Drop every image and restate the entries below word for word.

** Opening Task inputs block **

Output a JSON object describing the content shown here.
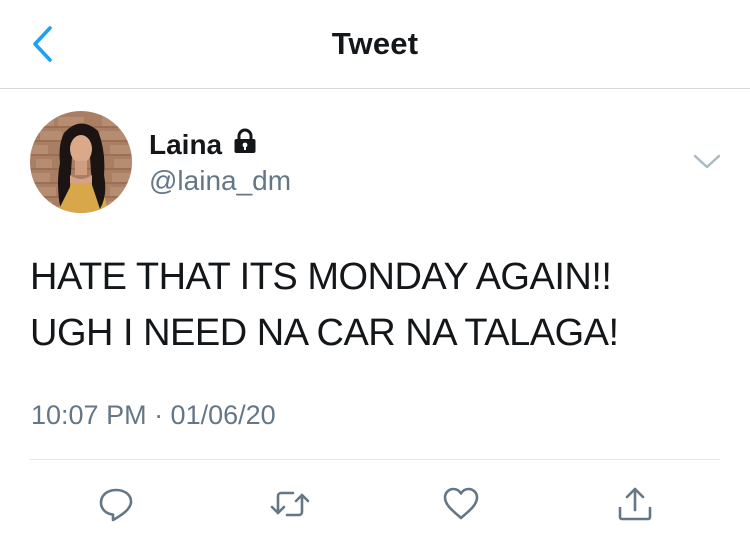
{
  "header": {
    "title": "Tweet",
    "back_icon": "chevron-left-icon"
  },
  "author": {
    "display_name": "Laina",
    "handle": "@laina_dm",
    "protected_icon": "lock-icon"
  },
  "tweet": {
    "lines": [
      "HATE THAT ITS MONDAY AGAIN!!",
      "UGH I NEED NA CAR NA TALAGA!"
    ],
    "timestamp": "10:07 PM · 01/06/20"
  },
  "actions": {
    "icons": [
      "reply-icon",
      "retweet-icon",
      "like-icon",
      "share-icon"
    ]
  },
  "colors": {
    "accent": "#1da1f2",
    "secondary_text": "#657786",
    "divider": "#e1e8ed"
  }
}
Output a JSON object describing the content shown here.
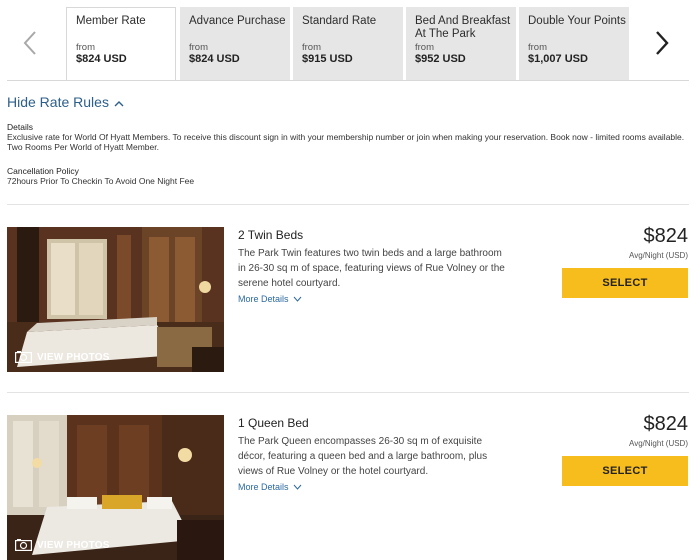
{
  "rate_tabs": [
    {
      "name": "Member Rate",
      "from": "from",
      "price": "$824 USD"
    },
    {
      "name": "Advance Purchase",
      "from": "from",
      "price": "$824 USD"
    },
    {
      "name": "Standard Rate",
      "from": "from",
      "price": "$915 USD"
    },
    {
      "name": "Bed And Breakfast At The Park",
      "from": "from",
      "price": "$952 USD"
    },
    {
      "name": "Double Your Points",
      "from": "from",
      "price": "$1,007 USD"
    }
  ],
  "icons": {
    "prev": "chevron-left-icon",
    "next": "chevron-right-icon",
    "collapse": "chevron-up-icon",
    "expand": "chevron-down-icon",
    "camera": "camera-icon"
  },
  "rate_rules": {
    "toggle_label": "Hide Rate Rules",
    "details_label": "Details",
    "details_text": "Exclusive rate for World Of Hyatt Members. To receive this discount sign in with your membership number or join when making your reservation. Book now - limited rooms available. Two Rooms Per World of Hyatt Member.",
    "cancellation_label": "Cancellation Policy",
    "cancellation_text": "72hours Prior To Checkin To Avoid One Night Fee"
  },
  "rooms": [
    {
      "title": "2 Twin Beds",
      "description": "The Park Twin features two twin beds and a large bathroom in 26-30 sq m of space, featuring views of Rue Volney or the serene hotel courtyard.",
      "more_details": "More Details",
      "price": "$824",
      "price_note": "Avg/Night (USD)",
      "select_label": "SELECT",
      "view_photos": "VIEW PHOTOS"
    },
    {
      "title": "1 Queen Bed",
      "description": "The Park Queen encompasses 26-30 sq m of exquisite décor, featuring a queen bed and a large bathroom, plus views of Rue Volney or the hotel courtyard.",
      "more_details": "More Details",
      "price": "$824",
      "price_note": "Avg/Night (USD)",
      "select_label": "SELECT",
      "view_photos": "VIEW PHOTOS"
    }
  ],
  "colors": {
    "accent_link": "#2c5f8a",
    "select_button": "#f7bd1d",
    "inactive_tab": "#e6e6e6"
  }
}
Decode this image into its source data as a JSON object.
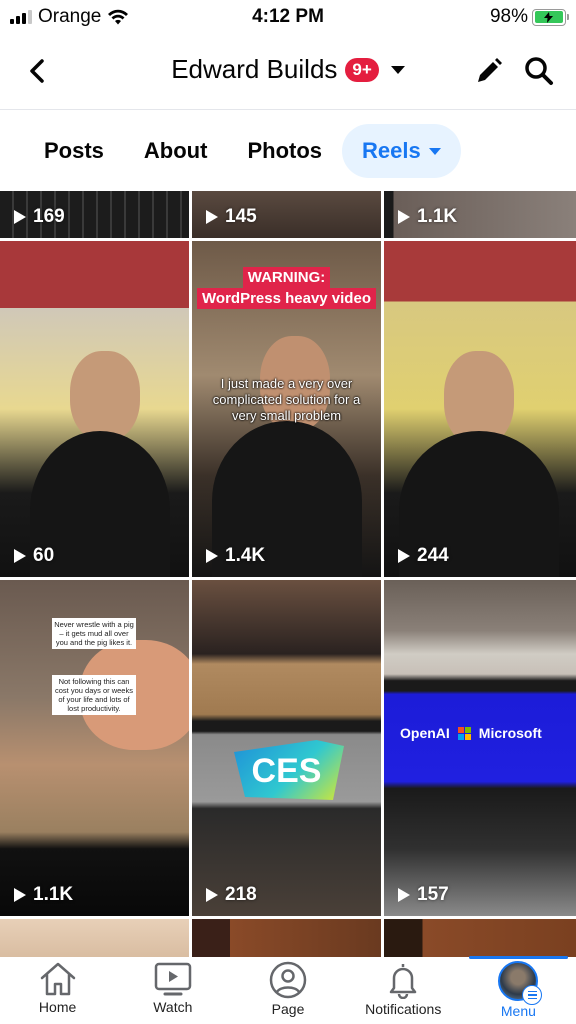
{
  "status_bar": {
    "carrier": "Orange",
    "time": "4:12 PM",
    "battery": "98%",
    "battery_level": 0.98
  },
  "header": {
    "title": "Edward Builds",
    "notification_badge": "9+",
    "icons": {
      "back": "chevron-left-icon",
      "edit": "pencil-icon",
      "search": "search-icon"
    }
  },
  "tabs": [
    {
      "label": "Posts",
      "active": false
    },
    {
      "label": "About",
      "active": false
    },
    {
      "label": "Photos",
      "active": false
    },
    {
      "label": "Reels",
      "active": true
    }
  ],
  "reels": [
    {
      "views": "169",
      "overlay": []
    },
    {
      "views": "145",
      "overlay": []
    },
    {
      "views": "1.1K",
      "overlay": []
    },
    {
      "views": "60",
      "overlay": []
    },
    {
      "views": "1.4K",
      "overlay": [
        "WARNING:",
        "WordPress heavy video",
        "I just made a very over complicated solution for a very small problem"
      ]
    },
    {
      "views": "244",
      "overlay": []
    },
    {
      "views": "1.1K",
      "overlay": [
        "Never wrestle with a pig – it gets mud all over you and the pig likes it.",
        "Not following this can cost you days or weeks of your life and lots of lost productivity."
      ]
    },
    {
      "views": "218",
      "overlay": [
        "CES"
      ]
    },
    {
      "views": "157",
      "overlay": [
        "OpenAI",
        "Microsoft"
      ]
    }
  ],
  "bottom_nav": [
    {
      "label": "Home",
      "icon": "home-icon",
      "active": false
    },
    {
      "label": "Watch",
      "icon": "video-play-icon",
      "active": false
    },
    {
      "label": "Page",
      "icon": "profile-circle-icon",
      "active": false
    },
    {
      "label": "Notifications",
      "icon": "bell-icon",
      "active": false
    },
    {
      "label": "Menu",
      "icon": "avatar-menu-icon",
      "active": true
    }
  ],
  "colors": {
    "accent": "#1877f2",
    "badge": "#e41e3f",
    "active_tab_bg": "#e7f3ff"
  }
}
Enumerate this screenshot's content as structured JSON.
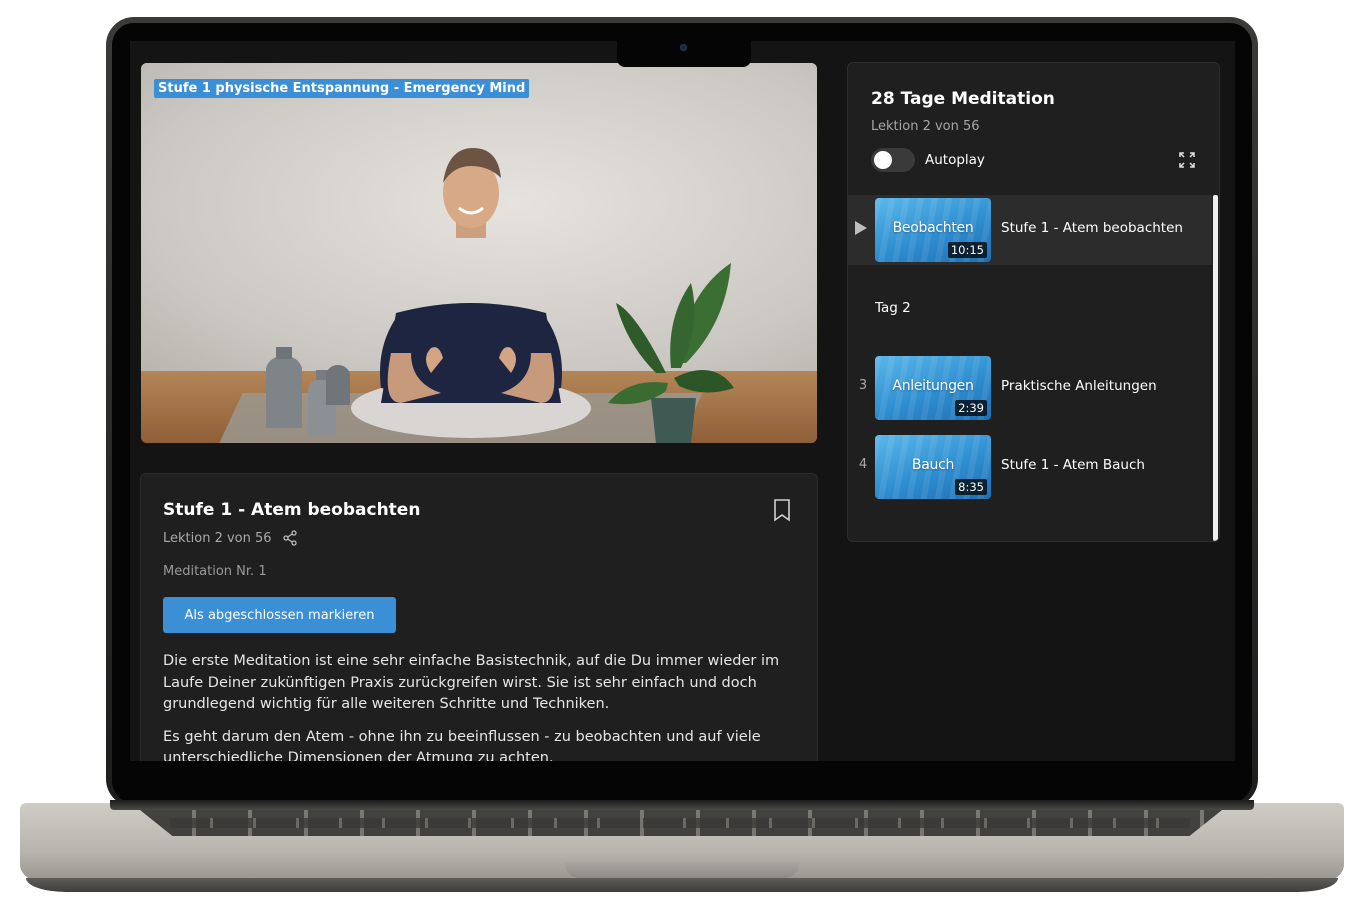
{
  "video": {
    "overlay_title": "Stufe 1 physische Entspannung - Emergency Mind"
  },
  "lesson": {
    "title": "Stufe 1 - Atem beobachten",
    "position": "Lektion 2 von 56",
    "meta": "Meditation Nr. 1",
    "complete_label": "Als abgeschlossen markieren",
    "description": [
      "Die erste Meditation ist eine sehr einfache Basistechnik, auf die Du immer wieder im Laufe Deiner zukünftigen Praxis zurückgreifen wirst. Sie ist sehr einfach und doch grundlegend wichtig für alle weiteren Schritte und Techniken.",
      "Es geht darum den Atem - ohne ihn zu beeinflussen - zu beobachten und auf viele unterschiedliche Dimensionen der Atmung zu achten."
    ]
  },
  "sidebar": {
    "course_title": "28 Tage Meditation",
    "position": "Lektion 2 von 56",
    "autoplay_label": "Autoplay",
    "autoplay_on": false,
    "items": [
      {
        "number": "",
        "thumb_word": "Beobachten",
        "duration": "10:15",
        "title": "Stufe 1 - Atem beobachten",
        "active": true
      },
      {
        "number": "3",
        "thumb_word": "Anleitungen",
        "duration": "2:39",
        "title": "Praktische Anleitungen",
        "active": false
      },
      {
        "number": "4",
        "thumb_word": "Bauch",
        "duration": "8:35",
        "title": "Stufe 1 - Atem Bauch",
        "active": false
      }
    ],
    "day_label": "Tag 2"
  },
  "colors": {
    "accent": "#3b8fd4",
    "background": "#141414",
    "panel": "#1f1f1f",
    "active_row": "#2c2c2c"
  }
}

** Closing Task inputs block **

> _Answer section_
Output a JSON object describing the content shown here.
{
  "header": {
    "title": "Tweet",
    "back_icon": "chevron-left-icon"
  },
  "author": {
    "display_name": "Laina",
    "handle": "@laina_dm",
    "protected_icon": "lock-icon"
  },
  "tweet": {
    "lines": [
      "HATE THAT ITS MONDAY AGAIN!!",
      "UGH I NEED NA CAR NA TALAGA!"
    ],
    "timestamp": "10:07 PM · 01/06/20"
  },
  "actions": {
    "icons": [
      "reply-icon",
      "retweet-icon",
      "like-icon",
      "share-icon"
    ]
  },
  "colors": {
    "accent": "#1da1f2",
    "secondary_text": "#657786",
    "divider": "#e1e8ed"
  }
}
Output a JSON object describing the content shown here.
{
  "rate_tabs": [
    {
      "name": "Member Rate",
      "from": "from",
      "price": "$824 USD"
    },
    {
      "name": "Advance Purchase",
      "from": "from",
      "price": "$824 USD"
    },
    {
      "name": "Standard Rate",
      "from": "from",
      "price": "$915 USD"
    },
    {
      "name": "Bed And Breakfast At The Park",
      "from": "from",
      "price": "$952 USD"
    },
    {
      "name": "Double Your Points",
      "from": "from",
      "price": "$1,007 USD"
    }
  ],
  "icons": {
    "prev": "chevron-left-icon",
    "next": "chevron-right-icon",
    "collapse": "chevron-up-icon",
    "expand": "chevron-down-icon",
    "camera": "camera-icon"
  },
  "rate_rules": {
    "toggle_label": "Hide Rate Rules",
    "details_label": "Details",
    "details_text": "Exclusive rate for World Of Hyatt Members. To receive this discount sign in with your membership number or join when making your reservation. Book now - limited rooms available. Two Rooms Per World of Hyatt Member.",
    "cancellation_label": "Cancellation Policy",
    "cancellation_text": "72hours Prior To Checkin To Avoid One Night Fee"
  },
  "rooms": [
    {
      "title": "2 Twin Beds",
      "description": "The Park Twin features two twin beds and a large bathroom in 26-30 sq m of space, featuring views of Rue Volney or the serene hotel courtyard.",
      "more_details": "More Details",
      "price": "$824",
      "price_note": "Avg/Night (USD)",
      "select_label": "SELECT",
      "view_photos": "VIEW PHOTOS"
    },
    {
      "title": "1 Queen Bed",
      "description": "The Park Queen encompasses 26-30 sq m of exquisite décor, featuring a queen bed and a large bathroom, plus views of Rue Volney or the hotel courtyard.",
      "more_details": "More Details",
      "price": "$824",
      "price_note": "Avg/Night (USD)",
      "select_label": "SELECT",
      "view_photos": "VIEW PHOTOS"
    }
  ],
  "colors": {
    "accent_link": "#2c5f8a",
    "select_button": "#f7bd1d",
    "inactive_tab": "#e6e6e6"
  }
}
Decode this image into its source data as a JSON object.
{
  "status_bar": {
    "carrier": "Orange",
    "time": "4:12 PM",
    "battery": "98%",
    "battery_level": 0.98
  },
  "header": {
    "title": "Edward Builds",
    "notification_badge": "9+",
    "icons": {
      "back": "chevron-left-icon",
      "edit": "pencil-icon",
      "search": "search-icon"
    }
  },
  "tabs": [
    {
      "label": "Posts",
      "active": false
    },
    {
      "label": "About",
      "active": false
    },
    {
      "label": "Photos",
      "active": false
    },
    {
      "label": "Reels",
      "active": true
    }
  ],
  "reels": [
    {
      "views": "169",
      "overlay": []
    },
    {
      "views": "145",
      "overlay": []
    },
    {
      "views": "1.1K",
      "overlay": []
    },
    {
      "views": "60",
      "overlay": []
    },
    {
      "views": "1.4K",
      "overlay": [
        "WARNING:",
        "WordPress heavy video",
        "I just made a very over complicated solution for a very small problem"
      ]
    },
    {
      "views": "244",
      "overlay": []
    },
    {
      "views": "1.1K",
      "overlay": [
        "Never wrestle with a pig – it gets mud all over you and the pig likes it.",
        "Not following this can cost you days or weeks of your life and lots of lost productivity."
      ]
    },
    {
      "views": "218",
      "overlay": [
        "CES"
      ]
    },
    {
      "views": "157",
      "overlay": [
        "OpenAI",
        "Microsoft"
      ]
    }
  ],
  "bottom_nav": [
    {
      "label": "Home",
      "icon": "home-icon",
      "active": false
    },
    {
      "label": "Watch",
      "icon": "video-play-icon",
      "active": false
    },
    {
      "label": "Page",
      "icon": "profile-circle-icon",
      "active": false
    },
    {
      "label": "Notifications",
      "icon": "bell-icon",
      "active": false
    },
    {
      "label": "Menu",
      "icon": "avatar-menu-icon",
      "active": true
    }
  ],
  "colors": {
    "accent": "#1877f2",
    "badge": "#e41e3f",
    "active_tab_bg": "#e7f3ff"
  }
}
Enumerate this screenshot's content as structured JSON.
{
  "video": {
    "overlay_title": "Stufe 1 physische Entspannung - Emergency Mind"
  },
  "lesson": {
    "title": "Stufe 1 - Atem beobachten",
    "position": "Lektion 2 von 56",
    "meta": "Meditation Nr. 1",
    "complete_label": "Als abgeschlossen markieren",
    "description": [
      "Die erste Meditation ist eine sehr einfache Basistechnik, auf die Du immer wieder im Laufe Deiner zukünftigen Praxis zurückgreifen wirst. Sie ist sehr einfach und doch grundlegend wichtig für alle weiteren Schritte und Techniken.",
      "Es geht darum den Atem - ohne ihn zu beeinflussen - zu beobachten und auf viele unterschiedliche Dimensionen der Atmung zu achten."
    ]
  },
  "sidebar": {
    "course_title": "28 Tage Meditation",
    "position": "Lektion 2 von 56",
    "autoplay_label": "Autoplay",
    "autoplay_on": false,
    "items": [
      {
        "number": "",
        "thumb_word": "Beobachten",
        "duration": "10:15",
        "title": "Stufe 1 - Atem beobachten",
        "active": true
      },
      {
        "number": "3",
        "thumb_word": "Anleitungen",
        "duration": "2:39",
        "title": "Praktische Anleitungen",
        "active": false
      },
      {
        "number": "4",
        "thumb_word": "Bauch",
        "duration": "8:35",
        "title": "Stufe 1 - Atem Bauch",
        "active": false
      }
    ],
    "day_label": "Tag 2"
  },
  "colors": {
    "accent": "#3b8fd4",
    "background": "#141414",
    "panel": "#1f1f1f",
    "active_row": "#2c2c2c"
  }
}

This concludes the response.